▶ [Aim of the exercise]:
If a line in the data below holds the word "text", copy it.

──────── Data for review

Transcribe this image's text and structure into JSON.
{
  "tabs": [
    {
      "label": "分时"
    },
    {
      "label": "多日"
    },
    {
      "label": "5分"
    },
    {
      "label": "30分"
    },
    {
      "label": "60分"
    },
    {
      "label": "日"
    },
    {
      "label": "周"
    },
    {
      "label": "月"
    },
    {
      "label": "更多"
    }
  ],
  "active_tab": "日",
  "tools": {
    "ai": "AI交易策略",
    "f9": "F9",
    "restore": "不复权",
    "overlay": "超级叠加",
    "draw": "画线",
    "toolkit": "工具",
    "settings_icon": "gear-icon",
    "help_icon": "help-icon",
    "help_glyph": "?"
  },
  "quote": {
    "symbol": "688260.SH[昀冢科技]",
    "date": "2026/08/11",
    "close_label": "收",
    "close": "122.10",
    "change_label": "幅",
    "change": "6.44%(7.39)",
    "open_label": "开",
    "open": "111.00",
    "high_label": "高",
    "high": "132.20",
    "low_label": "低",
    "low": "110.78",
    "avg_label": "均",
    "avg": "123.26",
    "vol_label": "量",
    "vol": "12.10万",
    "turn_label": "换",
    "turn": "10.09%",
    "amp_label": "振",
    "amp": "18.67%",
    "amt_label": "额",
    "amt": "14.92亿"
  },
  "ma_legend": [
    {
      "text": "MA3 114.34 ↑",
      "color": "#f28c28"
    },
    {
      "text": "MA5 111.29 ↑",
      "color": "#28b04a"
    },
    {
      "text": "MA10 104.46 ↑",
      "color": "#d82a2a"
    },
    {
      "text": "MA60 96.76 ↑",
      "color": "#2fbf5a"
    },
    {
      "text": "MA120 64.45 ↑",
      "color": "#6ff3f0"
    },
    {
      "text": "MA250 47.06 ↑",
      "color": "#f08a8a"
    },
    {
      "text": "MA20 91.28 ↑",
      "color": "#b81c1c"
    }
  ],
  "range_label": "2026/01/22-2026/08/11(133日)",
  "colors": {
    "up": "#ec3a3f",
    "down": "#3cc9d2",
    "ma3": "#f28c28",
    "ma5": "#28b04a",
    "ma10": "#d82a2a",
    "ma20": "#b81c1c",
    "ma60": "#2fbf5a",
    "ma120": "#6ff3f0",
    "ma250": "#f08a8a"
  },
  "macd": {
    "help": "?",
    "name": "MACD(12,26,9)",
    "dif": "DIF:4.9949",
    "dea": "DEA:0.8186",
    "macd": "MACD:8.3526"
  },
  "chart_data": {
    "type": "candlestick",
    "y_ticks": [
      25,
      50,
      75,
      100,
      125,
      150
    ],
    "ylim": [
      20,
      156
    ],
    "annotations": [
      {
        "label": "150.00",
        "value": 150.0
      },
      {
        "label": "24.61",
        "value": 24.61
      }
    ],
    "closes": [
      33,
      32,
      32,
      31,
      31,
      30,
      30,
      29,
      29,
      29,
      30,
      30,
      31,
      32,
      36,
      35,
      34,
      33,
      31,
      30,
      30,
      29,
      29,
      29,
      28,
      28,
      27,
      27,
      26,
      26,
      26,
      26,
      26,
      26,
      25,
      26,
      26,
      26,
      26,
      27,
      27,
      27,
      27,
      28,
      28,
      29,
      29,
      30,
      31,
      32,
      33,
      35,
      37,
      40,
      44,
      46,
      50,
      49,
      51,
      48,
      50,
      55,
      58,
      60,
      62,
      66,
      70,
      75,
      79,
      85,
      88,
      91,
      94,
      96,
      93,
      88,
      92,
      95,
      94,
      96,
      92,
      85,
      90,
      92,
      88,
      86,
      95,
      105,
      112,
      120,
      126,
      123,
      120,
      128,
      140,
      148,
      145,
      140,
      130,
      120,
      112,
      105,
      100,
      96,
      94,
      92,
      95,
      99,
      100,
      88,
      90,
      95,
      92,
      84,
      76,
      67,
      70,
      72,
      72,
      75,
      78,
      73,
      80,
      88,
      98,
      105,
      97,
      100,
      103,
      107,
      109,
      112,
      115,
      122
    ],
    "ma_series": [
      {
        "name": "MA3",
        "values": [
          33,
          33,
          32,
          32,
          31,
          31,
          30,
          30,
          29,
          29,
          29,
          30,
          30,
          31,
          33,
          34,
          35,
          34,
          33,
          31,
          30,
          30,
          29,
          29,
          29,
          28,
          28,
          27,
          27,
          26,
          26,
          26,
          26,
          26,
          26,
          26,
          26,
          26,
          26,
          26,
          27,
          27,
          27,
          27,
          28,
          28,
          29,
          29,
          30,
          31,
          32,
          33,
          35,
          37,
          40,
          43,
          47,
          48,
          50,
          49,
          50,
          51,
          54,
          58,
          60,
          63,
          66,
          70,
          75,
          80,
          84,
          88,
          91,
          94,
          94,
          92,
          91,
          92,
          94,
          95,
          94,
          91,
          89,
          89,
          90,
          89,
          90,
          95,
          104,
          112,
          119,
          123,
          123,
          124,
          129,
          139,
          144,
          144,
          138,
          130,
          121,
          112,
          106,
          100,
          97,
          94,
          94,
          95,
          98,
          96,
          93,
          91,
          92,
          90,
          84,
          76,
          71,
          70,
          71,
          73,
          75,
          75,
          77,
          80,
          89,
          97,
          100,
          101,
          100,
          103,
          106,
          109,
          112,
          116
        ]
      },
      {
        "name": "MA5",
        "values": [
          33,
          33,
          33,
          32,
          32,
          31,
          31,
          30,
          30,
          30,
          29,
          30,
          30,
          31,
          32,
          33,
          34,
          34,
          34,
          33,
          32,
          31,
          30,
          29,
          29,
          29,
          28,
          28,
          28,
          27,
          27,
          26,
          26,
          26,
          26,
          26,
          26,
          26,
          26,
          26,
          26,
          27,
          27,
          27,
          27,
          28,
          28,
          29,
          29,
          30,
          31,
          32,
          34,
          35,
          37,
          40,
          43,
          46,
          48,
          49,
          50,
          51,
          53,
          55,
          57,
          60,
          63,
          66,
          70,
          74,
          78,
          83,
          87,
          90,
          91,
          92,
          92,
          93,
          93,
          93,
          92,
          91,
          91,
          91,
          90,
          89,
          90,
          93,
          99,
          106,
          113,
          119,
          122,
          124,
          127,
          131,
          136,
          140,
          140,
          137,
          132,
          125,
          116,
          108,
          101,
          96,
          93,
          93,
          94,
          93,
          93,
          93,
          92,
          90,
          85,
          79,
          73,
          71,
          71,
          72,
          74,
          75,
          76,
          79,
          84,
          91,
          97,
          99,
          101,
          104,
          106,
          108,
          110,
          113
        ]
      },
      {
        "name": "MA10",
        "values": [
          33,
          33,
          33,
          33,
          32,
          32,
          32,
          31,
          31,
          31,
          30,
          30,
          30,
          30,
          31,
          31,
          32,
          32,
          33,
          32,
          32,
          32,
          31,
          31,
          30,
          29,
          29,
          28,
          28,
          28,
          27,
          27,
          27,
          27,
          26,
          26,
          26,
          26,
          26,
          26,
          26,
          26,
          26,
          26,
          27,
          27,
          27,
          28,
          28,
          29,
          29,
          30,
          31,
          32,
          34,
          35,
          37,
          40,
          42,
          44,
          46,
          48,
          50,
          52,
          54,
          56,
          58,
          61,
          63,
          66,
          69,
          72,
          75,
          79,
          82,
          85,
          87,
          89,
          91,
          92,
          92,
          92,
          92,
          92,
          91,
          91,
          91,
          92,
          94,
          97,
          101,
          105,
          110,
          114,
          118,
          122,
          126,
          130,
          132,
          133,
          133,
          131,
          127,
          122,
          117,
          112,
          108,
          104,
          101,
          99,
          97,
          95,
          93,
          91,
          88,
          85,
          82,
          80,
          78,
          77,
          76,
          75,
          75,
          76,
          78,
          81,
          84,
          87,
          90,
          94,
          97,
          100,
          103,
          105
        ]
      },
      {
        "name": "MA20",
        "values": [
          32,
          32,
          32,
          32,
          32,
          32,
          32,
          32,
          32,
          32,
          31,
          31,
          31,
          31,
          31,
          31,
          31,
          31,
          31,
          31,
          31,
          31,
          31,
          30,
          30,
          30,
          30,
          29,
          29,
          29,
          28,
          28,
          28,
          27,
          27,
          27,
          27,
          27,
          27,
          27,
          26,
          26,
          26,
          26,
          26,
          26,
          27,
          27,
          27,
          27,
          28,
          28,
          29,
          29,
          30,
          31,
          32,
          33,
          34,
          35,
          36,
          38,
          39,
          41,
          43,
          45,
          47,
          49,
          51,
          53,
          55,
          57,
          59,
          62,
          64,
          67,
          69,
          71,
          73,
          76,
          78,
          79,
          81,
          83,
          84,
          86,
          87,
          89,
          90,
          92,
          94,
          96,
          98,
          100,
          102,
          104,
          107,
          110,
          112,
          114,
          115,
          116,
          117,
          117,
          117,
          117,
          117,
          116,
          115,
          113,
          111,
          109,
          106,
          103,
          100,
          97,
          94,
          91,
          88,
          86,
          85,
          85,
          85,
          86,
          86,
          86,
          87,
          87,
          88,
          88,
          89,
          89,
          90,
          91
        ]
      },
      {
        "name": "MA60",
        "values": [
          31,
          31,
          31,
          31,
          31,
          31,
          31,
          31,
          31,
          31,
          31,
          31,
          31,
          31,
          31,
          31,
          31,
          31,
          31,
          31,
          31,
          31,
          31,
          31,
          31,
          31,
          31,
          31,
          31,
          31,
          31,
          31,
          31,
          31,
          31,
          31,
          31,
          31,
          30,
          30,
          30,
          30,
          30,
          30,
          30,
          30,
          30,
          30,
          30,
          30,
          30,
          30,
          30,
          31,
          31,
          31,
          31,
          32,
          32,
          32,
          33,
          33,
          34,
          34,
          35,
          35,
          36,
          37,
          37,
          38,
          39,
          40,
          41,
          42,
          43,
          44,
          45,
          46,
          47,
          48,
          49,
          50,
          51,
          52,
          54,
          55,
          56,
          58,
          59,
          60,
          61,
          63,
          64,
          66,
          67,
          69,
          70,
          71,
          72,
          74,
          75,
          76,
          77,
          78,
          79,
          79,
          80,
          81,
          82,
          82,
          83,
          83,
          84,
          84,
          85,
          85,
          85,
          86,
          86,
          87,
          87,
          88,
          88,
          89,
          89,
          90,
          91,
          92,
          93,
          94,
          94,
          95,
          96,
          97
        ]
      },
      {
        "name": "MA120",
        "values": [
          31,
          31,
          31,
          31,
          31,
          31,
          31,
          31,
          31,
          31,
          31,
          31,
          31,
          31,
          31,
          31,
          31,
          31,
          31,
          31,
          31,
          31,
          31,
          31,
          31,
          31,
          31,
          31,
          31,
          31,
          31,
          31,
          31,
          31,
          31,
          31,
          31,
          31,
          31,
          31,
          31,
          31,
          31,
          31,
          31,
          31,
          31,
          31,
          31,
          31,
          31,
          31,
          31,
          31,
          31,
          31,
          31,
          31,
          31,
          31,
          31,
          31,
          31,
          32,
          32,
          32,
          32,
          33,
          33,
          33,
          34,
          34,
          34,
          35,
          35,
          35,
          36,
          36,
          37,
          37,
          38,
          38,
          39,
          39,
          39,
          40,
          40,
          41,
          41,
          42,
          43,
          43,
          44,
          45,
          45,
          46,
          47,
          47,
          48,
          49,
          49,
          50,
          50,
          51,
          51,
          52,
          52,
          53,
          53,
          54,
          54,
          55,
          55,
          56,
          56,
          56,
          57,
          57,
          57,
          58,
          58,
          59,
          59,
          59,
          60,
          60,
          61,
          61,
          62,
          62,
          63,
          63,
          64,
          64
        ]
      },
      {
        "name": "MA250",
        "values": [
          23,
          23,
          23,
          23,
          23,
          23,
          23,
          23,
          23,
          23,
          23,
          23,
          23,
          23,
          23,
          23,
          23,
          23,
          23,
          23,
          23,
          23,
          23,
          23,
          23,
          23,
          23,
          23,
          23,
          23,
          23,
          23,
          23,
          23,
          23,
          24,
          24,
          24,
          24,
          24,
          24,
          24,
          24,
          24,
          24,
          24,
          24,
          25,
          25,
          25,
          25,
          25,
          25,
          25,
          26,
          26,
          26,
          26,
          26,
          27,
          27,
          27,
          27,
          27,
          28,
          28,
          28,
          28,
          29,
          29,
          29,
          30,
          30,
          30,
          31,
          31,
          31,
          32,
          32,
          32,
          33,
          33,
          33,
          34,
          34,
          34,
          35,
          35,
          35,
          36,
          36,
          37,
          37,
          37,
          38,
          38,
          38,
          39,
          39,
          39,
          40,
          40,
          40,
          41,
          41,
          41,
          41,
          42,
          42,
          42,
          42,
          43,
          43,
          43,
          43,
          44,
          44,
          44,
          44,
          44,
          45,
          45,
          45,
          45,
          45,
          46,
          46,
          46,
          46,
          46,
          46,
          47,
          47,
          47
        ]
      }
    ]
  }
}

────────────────

▶ [Written answer]:
Transcribe this image's text and structure into JSON.
      "text": "MA3 114.34 ↑",
      "text": "MA5 111.29 ↑",
      "text": "MA10 104.46 ↑",
      "text": "MA60 96.76 ↑",
      "text": "MA120 64.45 ↑",
      "text": "MA250 47.06 ↑",
      "text": "MA20 91.28 ↑",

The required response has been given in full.